Hertel told LSR that he expects the Regulatory Reform Committee to vote the bills out next week. Passage thereafter by the full Senate would send the package back to the House to concur with any changes (if needed), then onward to Whitmer’s desk.
Although Hertel has friends in high places in Michigan, the administration has yet to support the proposal publicly.
Like her predecessor, Gov. Whitmer maintains reservations that expanded gambling will cannibalize online lottery sales. Michigan is one of six states that sells tickets over the internet, allocating revenue from MI online lottery tickets to the School Aid Fund.
The worry is that online gambling might ultimately reduce the total funding for education in the state.
Those concerns are mostly unfounded, but Iden adjusted his proposals in an effort to garner gubernatorial support. We’ll have to wait until the committee hearing to see what the working language looks like now, but the latest version included significant concessions on the tax rates.

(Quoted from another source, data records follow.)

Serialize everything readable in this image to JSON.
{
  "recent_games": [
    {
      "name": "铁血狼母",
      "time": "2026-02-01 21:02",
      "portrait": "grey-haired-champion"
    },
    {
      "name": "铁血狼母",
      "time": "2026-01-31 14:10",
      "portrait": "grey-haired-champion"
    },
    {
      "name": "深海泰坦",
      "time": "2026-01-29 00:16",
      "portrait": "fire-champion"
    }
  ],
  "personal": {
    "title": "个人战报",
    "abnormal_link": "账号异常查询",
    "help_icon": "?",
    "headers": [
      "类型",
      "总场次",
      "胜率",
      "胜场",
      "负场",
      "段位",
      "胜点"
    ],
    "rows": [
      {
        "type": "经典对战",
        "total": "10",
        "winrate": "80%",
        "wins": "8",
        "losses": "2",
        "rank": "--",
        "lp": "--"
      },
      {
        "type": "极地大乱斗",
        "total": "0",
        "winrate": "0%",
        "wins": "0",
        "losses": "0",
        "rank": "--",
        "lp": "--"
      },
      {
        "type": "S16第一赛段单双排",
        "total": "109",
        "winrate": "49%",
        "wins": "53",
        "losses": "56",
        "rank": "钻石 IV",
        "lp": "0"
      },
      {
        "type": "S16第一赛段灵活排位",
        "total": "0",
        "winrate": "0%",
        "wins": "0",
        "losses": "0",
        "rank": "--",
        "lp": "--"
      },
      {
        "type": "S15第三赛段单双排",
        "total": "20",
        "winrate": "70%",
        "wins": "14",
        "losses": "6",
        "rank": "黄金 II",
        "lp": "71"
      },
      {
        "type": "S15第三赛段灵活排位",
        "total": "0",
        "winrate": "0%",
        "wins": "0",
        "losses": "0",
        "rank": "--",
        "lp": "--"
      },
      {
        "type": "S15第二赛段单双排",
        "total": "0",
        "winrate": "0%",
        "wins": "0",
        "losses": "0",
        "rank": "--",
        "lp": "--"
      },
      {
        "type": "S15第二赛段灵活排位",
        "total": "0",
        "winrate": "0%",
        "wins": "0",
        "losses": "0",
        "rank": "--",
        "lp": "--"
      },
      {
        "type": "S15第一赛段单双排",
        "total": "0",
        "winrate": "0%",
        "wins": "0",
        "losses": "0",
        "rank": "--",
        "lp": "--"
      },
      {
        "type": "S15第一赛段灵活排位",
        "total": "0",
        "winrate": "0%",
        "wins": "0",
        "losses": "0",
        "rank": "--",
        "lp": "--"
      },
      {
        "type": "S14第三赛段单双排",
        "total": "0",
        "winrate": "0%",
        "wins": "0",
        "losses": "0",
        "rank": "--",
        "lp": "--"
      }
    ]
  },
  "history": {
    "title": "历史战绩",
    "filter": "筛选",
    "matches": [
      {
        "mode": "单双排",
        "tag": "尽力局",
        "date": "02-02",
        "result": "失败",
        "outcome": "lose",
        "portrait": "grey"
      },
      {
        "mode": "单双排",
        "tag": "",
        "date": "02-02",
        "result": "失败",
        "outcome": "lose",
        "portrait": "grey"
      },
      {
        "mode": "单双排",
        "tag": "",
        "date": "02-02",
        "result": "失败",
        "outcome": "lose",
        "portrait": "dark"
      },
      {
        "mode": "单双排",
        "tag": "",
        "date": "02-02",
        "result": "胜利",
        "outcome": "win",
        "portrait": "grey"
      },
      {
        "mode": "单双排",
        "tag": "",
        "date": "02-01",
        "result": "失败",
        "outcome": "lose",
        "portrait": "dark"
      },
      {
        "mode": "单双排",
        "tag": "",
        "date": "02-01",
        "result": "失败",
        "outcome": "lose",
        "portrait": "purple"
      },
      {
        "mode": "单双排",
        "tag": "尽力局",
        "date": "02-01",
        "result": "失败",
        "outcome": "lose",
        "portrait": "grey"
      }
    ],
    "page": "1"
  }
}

Still, full passage remains anything but a safe bet.
Although the bills cleared the House with relative ease, they did not do so by veto-proof margins. And despite sponsor concessions, the structure of taxes and fees still falls far short of recommendations from the state Treasury. Per that report, the governor was hoping for a tax rate of 40% and license fees closer to $1 million. So, we’ll see.
Should Hertel’s timeline materialize, we’ll at least get the chance to find out whether Whitmer plays the role of gambling gift-giver or grinch this holiday season.